We spend more than any other country for healthcare, but how healthy are we? Health care in the U.S. is a mess–the system is broken.
Even basic, routine things like changing a policy address–something Clark attempted after a recent move–was such an ordeal that it revealed just how much the system is bogged down with inefficiency and waste. Customers and patients are justifiably left with the feeling that the health care system just doesn’t care about the individual– even though the average American pays 141% more for health care than other countries’ citizens!
Clark thinks this is partly due to the government’s involvement in health care, and the fact that we don’t have the right incentives in place with government-provided healthcare (Medicare, Medicaid, etc.) to keep costs low. In the end, it completely distorts the free market system.
Now, many people like having the “cocoon” of mandated health care coverage. But it’s something that comes at a great cost to you. Your employer considers those benefits part of your pay, and it ultimately depresses the actual wages you receive in your paycheck.
If Clark was Emporer in charge, he’d end all government-provided health care in the U.S., and outlaw employer-provided health care. He would allow people to choose their own coverage, just like they do now with Auto, Home or Life insurance. But he wouldn’t mandate citizens to purchase it!
So what happens if someone who has chosen not to purchase it gets sick, in this scenario? Do we say “tough luck,” and let people die, or do we provide care anyway? It’s a tough societal question.
Clark thinks the best idea is to allow workers to choose between standardized plans from private health care companies, with the free market setting the price for the premiums. The low-income earners and the elderly would be given vouchers to cover much of the bill. But not all of it– Clark believes having a little “skin” in the game, monetarily, will make people much more concerned with improving their diet, exercising more, and generally taking care of their own health.

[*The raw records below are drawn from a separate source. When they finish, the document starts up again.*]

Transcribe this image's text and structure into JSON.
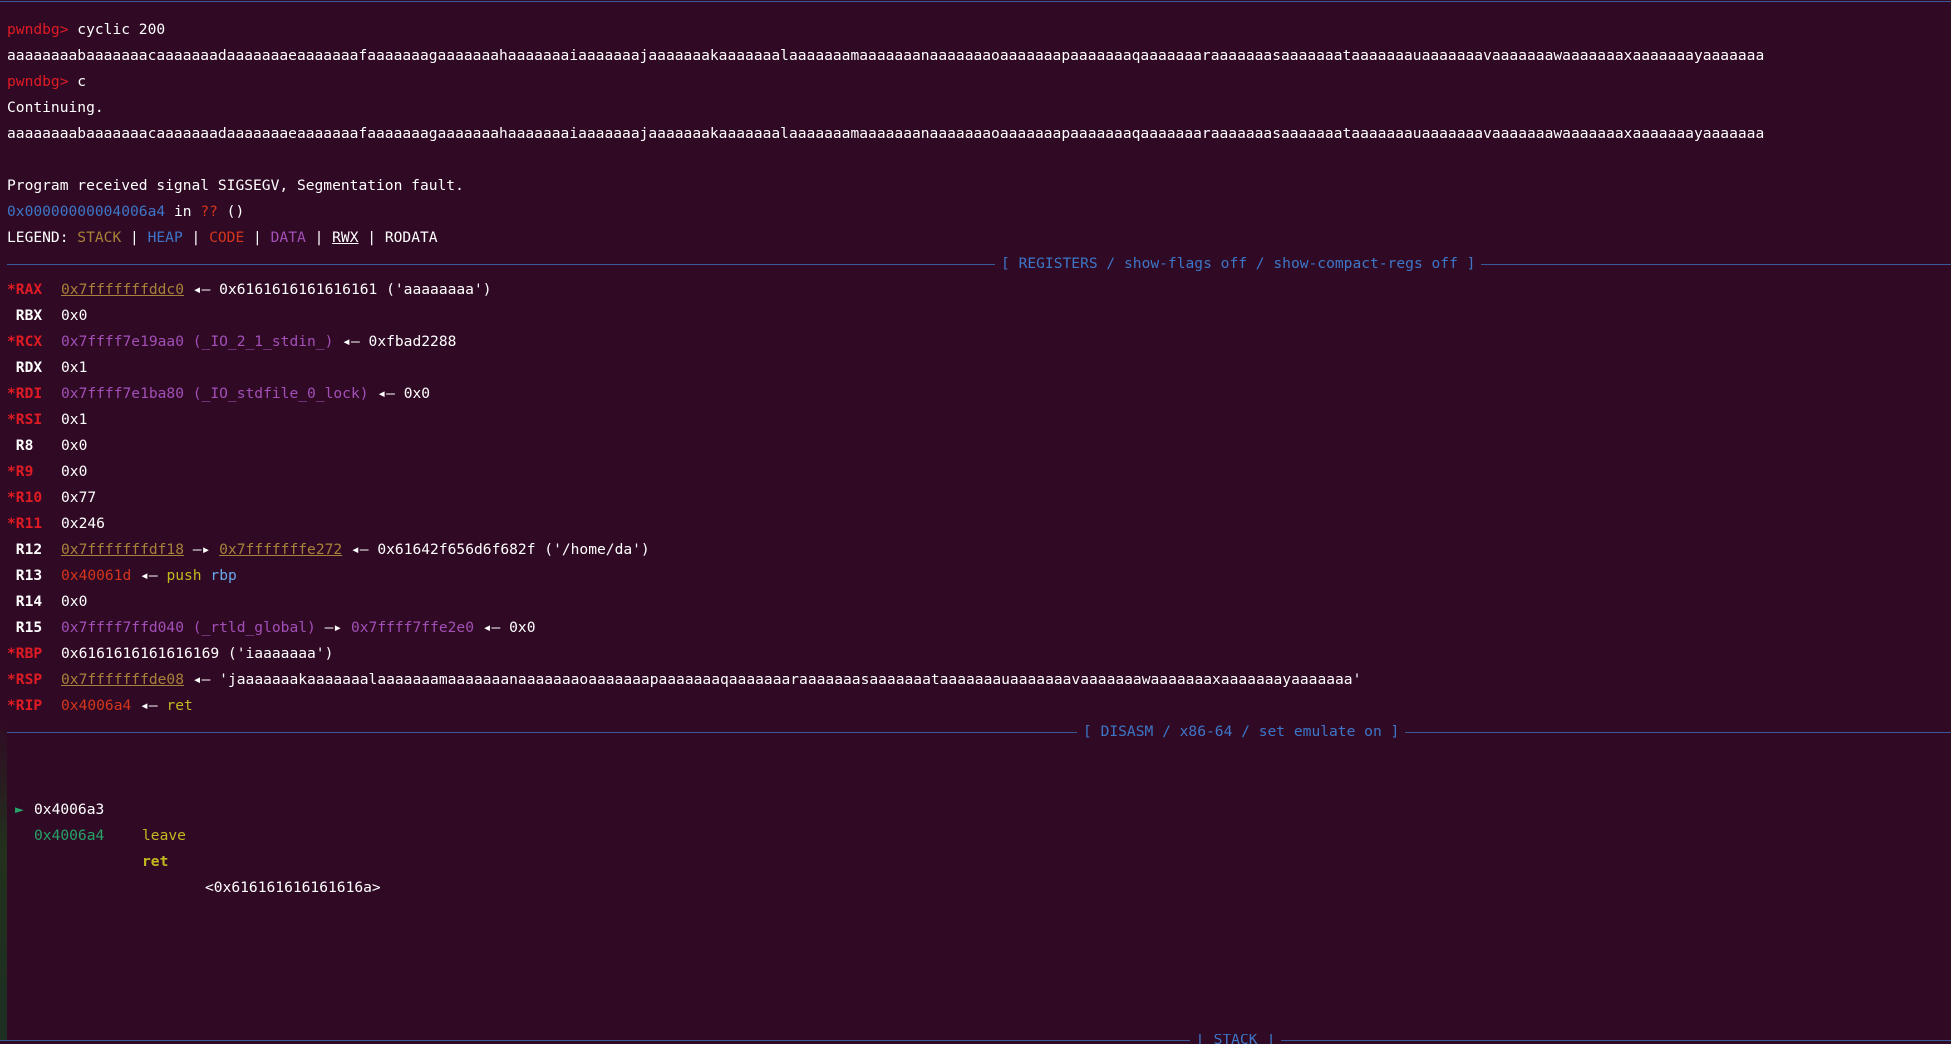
{
  "session": [
    {
      "prompt": "pwndbg> ",
      "command": "cyclic 200"
    },
    {
      "output": "aaaaaaaabaaaaaaacaaaaaaadaaaaaaaeaaaaaaafaaaaaaagaaaaaaahaaaaaaaiaaaaaaajaaaaaaakaaaaaaalaaaaaaamaaaaaaanaaaaaaaoaaaaaaapaaaaaaaqaaaaaaaraaaaaaasaaaaaaataaaaaaauaaaaaaavaaaaaaawaaaaaaaxaaaaaaayaaaaaaa"
    },
    {
      "prompt": "pwndbg> ",
      "command": "c"
    },
    {
      "output": "Continuing."
    },
    {
      "output": "aaaaaaaabaaaaaaacaaaaaaadaaaaaaaeaaaaaaafaaaaaaagaaaaaaahaaaaaaaiaaaaaaajaaaaaaakaaaaaaalaaaaaaamaaaaaaanaaaaaaaoaaaaaaapaaaaaaaqaaaaaaaraaaaaaasaaaaaaataaaaaaauaaaaaaavaaaaaaawaaaaaaaxaaaaaaayaaaaaaa"
    },
    {
      "output": ""
    },
    {
      "output": "Program received signal SIGSEGV, Segmentation fault."
    }
  ],
  "fault": {
    "addr": "0x00000000004006a4",
    "in": " in ",
    "func": "??",
    "args": " ()"
  },
  "legend": {
    "label": "LEGEND: ",
    "stack": "STACK",
    "heap": "HEAP",
    "code": "CODE",
    "data": "DATA",
    "rwx": "RWX",
    "rodata": "RODATA",
    "sep": " | "
  },
  "registers_title": "[ REGISTERS / show-flags off / show-compact-regs off ]",
  "registers": {
    "rax": {
      "name": "*RAX",
      "ptr": "0x7fffffffddc0",
      "arrow": " ◂— ",
      "val": "0x6161616161616161 ('aaaaaaaa')"
    },
    "rbx": {
      "name": " RBX",
      "val": "0x0"
    },
    "rcx": {
      "name": "*RCX",
      "ptr": "0x7ffff7e19aa0 (_IO_2_1_stdin_)",
      "arrow": " ◂— ",
      "val": "0xfbad2288"
    },
    "rdx": {
      "name": " RDX",
      "val": "0x1"
    },
    "rdi": {
      "name": "*RDI",
      "ptr": "0x7ffff7e1ba80 (_IO_stdfile_0_lock)",
      "arrow": " ◂— ",
      "val": "0x0"
    },
    "rsi": {
      "name": "*RSI",
      "val": "0x1"
    },
    "r8": {
      "name": " R8",
      "val": "0x0"
    },
    "r9": {
      "name": "*R9",
      "val": "0x0"
    },
    "r10": {
      "name": "*R10",
      "val": "0x77"
    },
    "r11": {
      "name": "*R11",
      "val": "0x246"
    },
    "r12": {
      "name": " R12",
      "ptr1": "0x7fffffffdf18",
      "arrow1": " —▸ ",
      "ptr2": "0x7fffffffe272",
      "arrow2": " ◂— ",
      "val": "0x61642f656d6f682f ('/home/da')"
    },
    "r13": {
      "name": " R13",
      "ptr": "0x40061d",
      "arrow": " ◂— ",
      "ins": "push",
      "reg": "rbp"
    },
    "r14": {
      "name": " R14",
      "val": "0x0"
    },
    "r15": {
      "name": " R15",
      "ptr1": "0x7ffff7ffd040 (_rtld_global)",
      "arrow1": " —▸ ",
      "ptr2": "0x7ffff7ffe2e0",
      "arrow2": " ◂— ",
      "val": "0x0"
    },
    "rbp": {
      "name": "*RBP",
      "val": "0x6161616161616169 ('iaaaaaaa')"
    },
    "rsp": {
      "name": "*RSP",
      "ptr": "0x7fffffffde08",
      "arrow": " ◂— ",
      "val": "'jaaaaaaakaaaaaaalaaaaaaamaaaaaaanaaaaaaaoaaaaaaapaaaaaaaqaaaaaaaraaaaaaasaaaaaaataaaaaaauaaaaaaavaaaaaaawaaaaaaaxaaaaaaayaaaaaaa'"
    },
    "rip": {
      "name": "*RIP",
      "ptr": "0x4006a4",
      "arrow": " ◂— ",
      "ins": "ret"
    }
  },
  "disasm_title": "[ DISASM / x86-64 / set emulate on ]",
  "disasm": [
    {
      "cursor": "",
      "addr": "0x4006a3",
      "mnem": "leave",
      "ops": ""
    },
    {
      "cursor": "►",
      "addr": "0x4006a4",
      "mnem": "ret",
      "ops": "<0x616161616161616a>"
    }
  ],
  "stack_title": "[ STACK ]"
}
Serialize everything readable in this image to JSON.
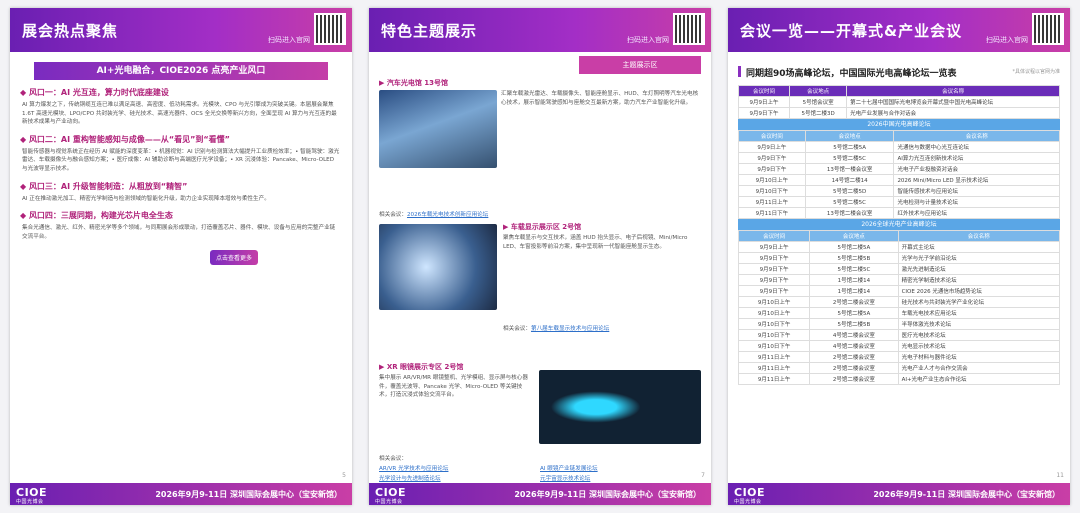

With the economic and health systems broken, and U.S. lifespans significantly trailing most other first-world countries, the solution is a radical one: individual responsibility, and individual coverage.